Discover Benelux, Issue 64, April 2019

Page 34

Discover Benelux  |  Top Dutch Education  |  Building a Bright Future

Conversations on science, society and the future of gene editing TEXT: KARIN VENEMA  |  PHOTOS: WAGENINGEN UNIVERSITY AND RESEARCH

After previous editions in Canada and America, Wageningen University and Research is proud to host the 2019 CRISPRcon event in the Netherlands. In this unique forum, a broad selection of voices come together to discuss the future of CRISPR and related geneediting technologies across applications in agriculture, health, conservation and more. CRISPR stands for clustered regularly interspaced short palindromic repeats, and CRISPR-Cas is a new technology that can be used to edit genes within organisms relatively simply, very accurately, and efficiently. It makes it possible to translate 34  |  Issue 64  |  April 2019

information obtained from DNA sequences quickly into plants with modified traits, and thus to increase the genetic variation available for plant breeding. The revolutionary CRISPR-Cas technique is currently attracting broad interest because of its potential contribution to improving the sustainability of food production, reducing environmental impacts, and improving human health. These applications also raise important questions about risks, benefits, ethics, equity and more.

Plant breeding Europe’s highest court ruled in June 2018 that plant breeding using CRISPR-Cas constitutes genetic modification and
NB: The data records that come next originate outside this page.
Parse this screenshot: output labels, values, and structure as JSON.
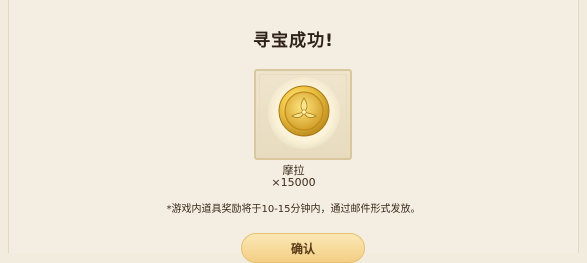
{
  "dialog": {
    "title": "寻宝成功!",
    "reward": {
      "icon": "gold-coin-icon",
      "name": "摩拉",
      "quantity": "×15000"
    },
    "notice": "*游戏内道具奖励将于10-15分钟内，通过邮件形式发放。",
    "confirm_label": "确认"
  },
  "colors": {
    "background": "#f2ecdf",
    "button_gradient_top": "#fbe7b4",
    "button_gradient_bottom": "#f3cf86",
    "coin_gold": "#e0b02a"
  }
}
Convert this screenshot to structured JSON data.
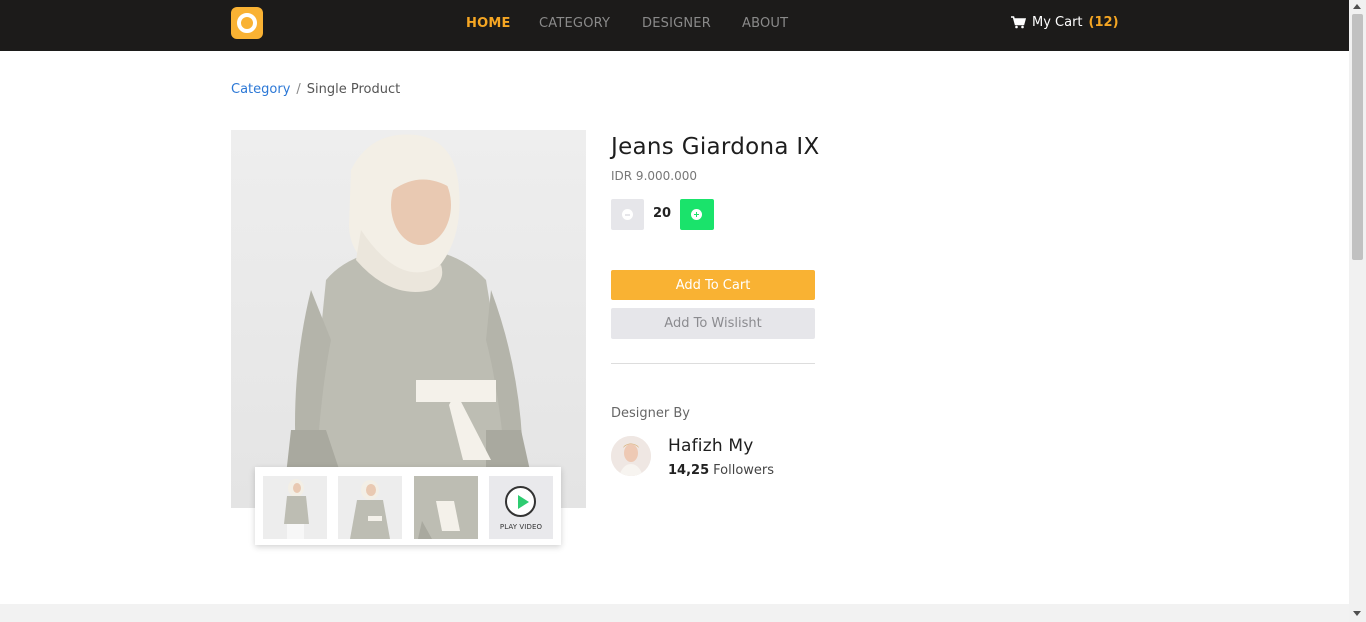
{
  "nav": {
    "items": [
      {
        "label": "HOME",
        "active": true
      },
      {
        "label": "CATEGORY",
        "active": false
      },
      {
        "label": "DESIGNER",
        "active": false
      },
      {
        "label": "ABOUT",
        "active": false
      }
    ],
    "cart_label": "My Cart",
    "cart_count": "(12)",
    "cart_icon": "shopping-cart-icon",
    "logo_icon": "ring-logo"
  },
  "breadcrumb": {
    "link": "Category",
    "separator": "/",
    "current": "Single Product"
  },
  "product": {
    "title": "Jeans Giardona IX",
    "price": "IDR 9.000.000",
    "quantity": "20",
    "add_to_cart": "Add To Cart",
    "add_to_wishlist": "Add To Wislisht"
  },
  "gallery": {
    "play_video_label": "PLAY VIDEO"
  },
  "designer": {
    "label": "Designer By",
    "name": "Hafizh My",
    "followers_count": "14,25",
    "followers_label": "Followers"
  },
  "colors": {
    "accent": "#f9b233",
    "nav_active": "#f5a623",
    "plus": "#1ae36b",
    "link": "#2c78d6",
    "topbar": "#1c1b1a"
  }
}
should be regulated as such. This is not the case for conventionally mutated crops, made with techniques such as radiation and chemical treatments which cause many, random mutations but have already been in use since the 1930s, so there is a lot of knowledge about their safety.